by Mike

If you’ve read Ruth Gilbert and E.M. Humphreys (1926), The use of potassium tellurite in differential media (J. Bacteriol. 11(2):141-151) recently, you’ve probably noticed that the bacterial nomenclature is out of date and it’s hard to tell which species they’re talking about. The descriptions of colony morphology don’t help much, as they only tell us what the colonies look like on beef infusion agar with 5% horse serum and 1/34,000 tellurium content. So here we present the first in what may be a series, of ancient data updated for the modern reader.

Table 2

This table is clear and concise. I would not have made the text in the headers smaller than the text in the columns, and the spacing/justification is inconsistent, but it tells us a lot. Fungi (ActinomycesAspergillusSaccharomyces) had no trouble growing on tellurified plates, but both bacilli and cocci showed the full range between being unaffected and being totally wiped out.

However, the viewer used to modern bacterial nomenclature is perplexed. Some amendments to the names of these organisms have been made over the years. I was able to figure out what all of them are called nowadays, except “Bacillus pestis caviae” (probably some sort of Salmonella) and the Mt. Desert thing (probably a strain of Shigella). And I can’t get to square one of figuring out what “Type I, Type II and Type III” Pneumococcus correspond to today. That way lies madness.

The table has been amended using the modern graphical presentation package MS Paint, which was not available until almost sixty years after this paper was published (1985).

Table 2.0.1

To summarize:

  • 3 out of 3 fungal species are unchanged.
  • 3 out of 53 bacterial species/subspecies are unchanged. Only Bacillus anthracis, Bacillus subtilis, and Staphylococcus aureus. Bacillus proteus vulgaris is almost the same, with Bacillus removed and the remaining, oddly medieval name intact. Pneumococcus is still pneumococcus.
  • Every bacillus really used to be called Bacillus, didn’t it?
  • The only instance of “lumping” rather than “splitting” genera I see is moving Sarcina in with Micrococcus.
  • Meanwhile, most of the Micrococcus species were split into different genera, and what was once called Micrococcus tetragenus based on its  tetrad morphology is now close to being synonymous with the genus Micrococcus as a whole.
  • “Pestis caviae” means “plague of guinea pigs”. I’ve seen one reference to Bacillus pestis-caviae being the same as Bacillus typhimurium, and one reference to it being the same as Bacillus aertrycke, which seems to in turn be the same thing as Bacillus suipestifer. I can’t quite tell what the difference is between Bacillus suipestifer and Bacillus choleraesuis is either, as both are described (etymologically as well) as the agent that causes hog cholera.
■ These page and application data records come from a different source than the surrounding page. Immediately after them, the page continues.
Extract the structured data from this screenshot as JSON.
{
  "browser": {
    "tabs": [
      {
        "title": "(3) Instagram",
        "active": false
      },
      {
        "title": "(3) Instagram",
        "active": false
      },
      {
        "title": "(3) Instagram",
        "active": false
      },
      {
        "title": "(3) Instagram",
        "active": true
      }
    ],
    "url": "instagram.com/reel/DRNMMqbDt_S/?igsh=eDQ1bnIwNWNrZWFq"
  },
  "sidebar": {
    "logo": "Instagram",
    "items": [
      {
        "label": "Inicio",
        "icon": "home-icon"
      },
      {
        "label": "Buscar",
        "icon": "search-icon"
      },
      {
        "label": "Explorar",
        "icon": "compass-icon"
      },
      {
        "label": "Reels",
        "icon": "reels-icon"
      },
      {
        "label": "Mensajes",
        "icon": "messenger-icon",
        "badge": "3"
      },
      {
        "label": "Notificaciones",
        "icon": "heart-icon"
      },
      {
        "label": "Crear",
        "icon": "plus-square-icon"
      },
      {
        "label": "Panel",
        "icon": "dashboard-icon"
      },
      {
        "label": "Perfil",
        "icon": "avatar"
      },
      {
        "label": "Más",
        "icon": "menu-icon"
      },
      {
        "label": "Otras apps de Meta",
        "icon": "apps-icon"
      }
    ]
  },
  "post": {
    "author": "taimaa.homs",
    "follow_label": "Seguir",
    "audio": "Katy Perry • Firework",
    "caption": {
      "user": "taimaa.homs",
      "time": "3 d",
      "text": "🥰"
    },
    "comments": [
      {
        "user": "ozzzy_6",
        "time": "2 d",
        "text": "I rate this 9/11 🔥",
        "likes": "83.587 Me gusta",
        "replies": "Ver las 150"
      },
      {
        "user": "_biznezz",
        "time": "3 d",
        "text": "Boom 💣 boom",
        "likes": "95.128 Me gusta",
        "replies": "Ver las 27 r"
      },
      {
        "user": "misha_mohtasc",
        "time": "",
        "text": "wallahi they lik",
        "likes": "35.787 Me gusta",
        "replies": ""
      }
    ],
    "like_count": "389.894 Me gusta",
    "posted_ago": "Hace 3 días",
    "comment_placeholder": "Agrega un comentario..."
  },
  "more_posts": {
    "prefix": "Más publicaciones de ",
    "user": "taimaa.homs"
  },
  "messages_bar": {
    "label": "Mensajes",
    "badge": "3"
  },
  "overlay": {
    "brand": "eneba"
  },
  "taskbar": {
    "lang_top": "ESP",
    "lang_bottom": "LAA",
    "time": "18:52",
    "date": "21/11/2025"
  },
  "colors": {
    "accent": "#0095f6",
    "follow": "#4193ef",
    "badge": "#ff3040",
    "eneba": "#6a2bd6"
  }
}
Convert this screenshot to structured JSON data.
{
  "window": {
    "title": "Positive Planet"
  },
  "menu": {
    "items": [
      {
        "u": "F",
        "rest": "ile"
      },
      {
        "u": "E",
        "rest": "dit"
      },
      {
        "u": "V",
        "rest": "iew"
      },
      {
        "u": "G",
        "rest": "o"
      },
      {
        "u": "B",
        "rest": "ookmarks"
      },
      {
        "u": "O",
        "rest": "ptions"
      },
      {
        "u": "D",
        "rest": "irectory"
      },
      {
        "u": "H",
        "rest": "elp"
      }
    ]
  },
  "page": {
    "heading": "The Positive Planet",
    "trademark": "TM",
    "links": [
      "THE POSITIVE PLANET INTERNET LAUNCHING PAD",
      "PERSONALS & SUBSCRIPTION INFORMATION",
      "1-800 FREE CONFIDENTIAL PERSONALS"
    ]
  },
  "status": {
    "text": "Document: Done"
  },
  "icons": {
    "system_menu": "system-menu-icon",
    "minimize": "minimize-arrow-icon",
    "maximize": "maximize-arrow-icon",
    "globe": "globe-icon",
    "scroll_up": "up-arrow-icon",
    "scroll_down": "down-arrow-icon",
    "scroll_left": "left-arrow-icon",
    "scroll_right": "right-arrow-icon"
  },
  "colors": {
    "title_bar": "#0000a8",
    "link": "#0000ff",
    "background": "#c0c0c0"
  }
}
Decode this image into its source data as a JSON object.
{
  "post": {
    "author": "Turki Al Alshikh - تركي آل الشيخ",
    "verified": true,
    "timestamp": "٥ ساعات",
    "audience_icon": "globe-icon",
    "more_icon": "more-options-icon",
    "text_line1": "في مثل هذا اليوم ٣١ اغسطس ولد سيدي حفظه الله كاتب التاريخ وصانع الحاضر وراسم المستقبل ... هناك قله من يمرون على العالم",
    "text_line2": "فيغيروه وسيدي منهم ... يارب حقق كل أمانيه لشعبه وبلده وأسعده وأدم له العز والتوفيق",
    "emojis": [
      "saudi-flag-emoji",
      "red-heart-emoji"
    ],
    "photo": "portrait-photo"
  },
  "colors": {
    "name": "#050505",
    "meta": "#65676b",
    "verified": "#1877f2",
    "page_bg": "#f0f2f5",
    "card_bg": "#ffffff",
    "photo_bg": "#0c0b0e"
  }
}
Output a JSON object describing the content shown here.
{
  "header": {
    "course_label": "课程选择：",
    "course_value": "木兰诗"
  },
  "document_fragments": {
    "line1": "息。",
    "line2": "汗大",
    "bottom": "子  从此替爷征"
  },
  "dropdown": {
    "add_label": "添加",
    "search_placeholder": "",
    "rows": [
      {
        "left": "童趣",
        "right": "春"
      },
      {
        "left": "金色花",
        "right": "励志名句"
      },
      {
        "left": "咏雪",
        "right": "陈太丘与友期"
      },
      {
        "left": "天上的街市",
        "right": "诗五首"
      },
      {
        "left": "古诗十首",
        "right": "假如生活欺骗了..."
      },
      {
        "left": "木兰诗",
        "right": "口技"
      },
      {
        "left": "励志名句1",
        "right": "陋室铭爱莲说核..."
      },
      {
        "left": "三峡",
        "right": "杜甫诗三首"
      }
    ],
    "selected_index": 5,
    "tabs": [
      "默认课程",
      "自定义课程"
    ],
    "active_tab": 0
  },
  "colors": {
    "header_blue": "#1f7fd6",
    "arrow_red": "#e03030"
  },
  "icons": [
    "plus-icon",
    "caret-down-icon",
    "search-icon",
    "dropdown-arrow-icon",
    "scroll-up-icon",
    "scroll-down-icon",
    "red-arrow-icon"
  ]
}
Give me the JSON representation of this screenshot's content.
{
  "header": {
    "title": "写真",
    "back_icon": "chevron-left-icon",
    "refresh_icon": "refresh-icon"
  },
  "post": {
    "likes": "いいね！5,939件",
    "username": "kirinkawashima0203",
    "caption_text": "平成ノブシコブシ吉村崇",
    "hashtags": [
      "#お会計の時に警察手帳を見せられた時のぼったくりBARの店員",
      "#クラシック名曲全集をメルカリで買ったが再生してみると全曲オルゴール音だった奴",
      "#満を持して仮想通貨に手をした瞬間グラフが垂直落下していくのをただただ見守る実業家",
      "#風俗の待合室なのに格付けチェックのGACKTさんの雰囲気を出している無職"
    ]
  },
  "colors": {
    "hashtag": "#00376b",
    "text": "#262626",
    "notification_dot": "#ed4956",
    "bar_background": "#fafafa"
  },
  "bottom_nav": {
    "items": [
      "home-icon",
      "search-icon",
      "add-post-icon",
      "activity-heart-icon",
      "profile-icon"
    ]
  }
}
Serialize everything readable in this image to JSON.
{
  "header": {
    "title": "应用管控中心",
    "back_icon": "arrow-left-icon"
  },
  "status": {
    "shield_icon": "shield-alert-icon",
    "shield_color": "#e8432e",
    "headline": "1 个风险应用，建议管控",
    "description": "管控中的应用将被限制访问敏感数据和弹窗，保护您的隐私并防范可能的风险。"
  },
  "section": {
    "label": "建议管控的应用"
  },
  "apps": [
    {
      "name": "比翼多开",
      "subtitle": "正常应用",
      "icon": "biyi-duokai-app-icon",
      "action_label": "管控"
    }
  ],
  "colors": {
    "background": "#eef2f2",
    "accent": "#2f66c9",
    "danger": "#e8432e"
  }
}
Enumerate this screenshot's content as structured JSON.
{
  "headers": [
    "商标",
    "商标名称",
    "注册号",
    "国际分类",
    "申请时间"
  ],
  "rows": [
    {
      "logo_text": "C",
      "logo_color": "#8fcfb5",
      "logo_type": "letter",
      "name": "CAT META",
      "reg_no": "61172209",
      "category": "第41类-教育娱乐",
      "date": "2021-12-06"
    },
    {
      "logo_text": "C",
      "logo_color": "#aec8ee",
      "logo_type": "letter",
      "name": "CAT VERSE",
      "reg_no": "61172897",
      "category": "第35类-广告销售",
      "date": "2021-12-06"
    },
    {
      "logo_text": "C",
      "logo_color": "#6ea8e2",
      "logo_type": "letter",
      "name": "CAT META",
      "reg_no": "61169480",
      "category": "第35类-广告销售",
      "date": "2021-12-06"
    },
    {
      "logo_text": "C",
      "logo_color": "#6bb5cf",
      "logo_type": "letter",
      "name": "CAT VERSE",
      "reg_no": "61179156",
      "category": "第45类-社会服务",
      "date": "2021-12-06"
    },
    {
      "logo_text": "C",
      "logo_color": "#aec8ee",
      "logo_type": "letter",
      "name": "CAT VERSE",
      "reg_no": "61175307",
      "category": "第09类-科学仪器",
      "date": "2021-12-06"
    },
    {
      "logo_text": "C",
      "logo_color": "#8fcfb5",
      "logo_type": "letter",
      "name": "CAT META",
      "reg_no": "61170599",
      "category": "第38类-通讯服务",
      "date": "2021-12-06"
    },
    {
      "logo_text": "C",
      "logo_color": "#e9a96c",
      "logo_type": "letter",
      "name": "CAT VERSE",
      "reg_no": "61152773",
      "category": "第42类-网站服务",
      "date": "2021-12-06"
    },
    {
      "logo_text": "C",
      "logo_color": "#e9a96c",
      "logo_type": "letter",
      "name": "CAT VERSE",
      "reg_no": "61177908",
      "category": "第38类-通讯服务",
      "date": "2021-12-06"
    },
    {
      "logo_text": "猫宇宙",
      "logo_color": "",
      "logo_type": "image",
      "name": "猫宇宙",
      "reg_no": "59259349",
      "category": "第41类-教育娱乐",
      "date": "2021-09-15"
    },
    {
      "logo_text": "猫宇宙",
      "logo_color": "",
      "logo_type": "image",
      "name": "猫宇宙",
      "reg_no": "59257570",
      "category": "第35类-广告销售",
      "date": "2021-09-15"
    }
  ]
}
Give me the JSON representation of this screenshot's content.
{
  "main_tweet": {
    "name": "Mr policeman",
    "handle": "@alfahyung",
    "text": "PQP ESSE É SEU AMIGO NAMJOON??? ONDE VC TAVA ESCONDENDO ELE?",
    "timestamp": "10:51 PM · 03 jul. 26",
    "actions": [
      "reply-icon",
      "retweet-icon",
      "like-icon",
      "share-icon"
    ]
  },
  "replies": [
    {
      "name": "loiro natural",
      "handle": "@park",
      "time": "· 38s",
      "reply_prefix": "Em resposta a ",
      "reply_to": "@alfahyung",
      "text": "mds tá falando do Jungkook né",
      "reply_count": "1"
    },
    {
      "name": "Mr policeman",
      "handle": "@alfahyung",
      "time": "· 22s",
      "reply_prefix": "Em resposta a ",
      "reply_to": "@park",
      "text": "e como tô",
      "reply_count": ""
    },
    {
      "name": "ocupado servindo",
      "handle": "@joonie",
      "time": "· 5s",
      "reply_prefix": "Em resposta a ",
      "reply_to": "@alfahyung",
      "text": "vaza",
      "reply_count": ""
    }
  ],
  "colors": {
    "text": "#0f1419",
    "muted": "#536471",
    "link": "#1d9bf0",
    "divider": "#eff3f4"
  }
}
All of these were at one point designated as part of the “Paratyphoid B” group of bacilli, which were then renamed Salmonella. And then a bunch of others were moved into Salmonella, and then it was determined that basically all Salmonella were in the same species and subspecies, and could only be classified as “serovars” of S. enterica enterica. So who knows.
  • As it was then, this remains a list of the most significant human pathogens. Plus some that affect farm animals, and two that look cool (P. fluorescens and C. violaceum).
  • The veil of history is drawn back, and patterns emerge. We can now tell that Corynebacterium species are not inhibited by tellurium, and Clostridium are very inhibited. And Klebsiella and Salmonella are in the middle.
  • In fact… how about a new table?

Table 2.1

Journal of Bacteriology, issue 11 (February 1926), is available here.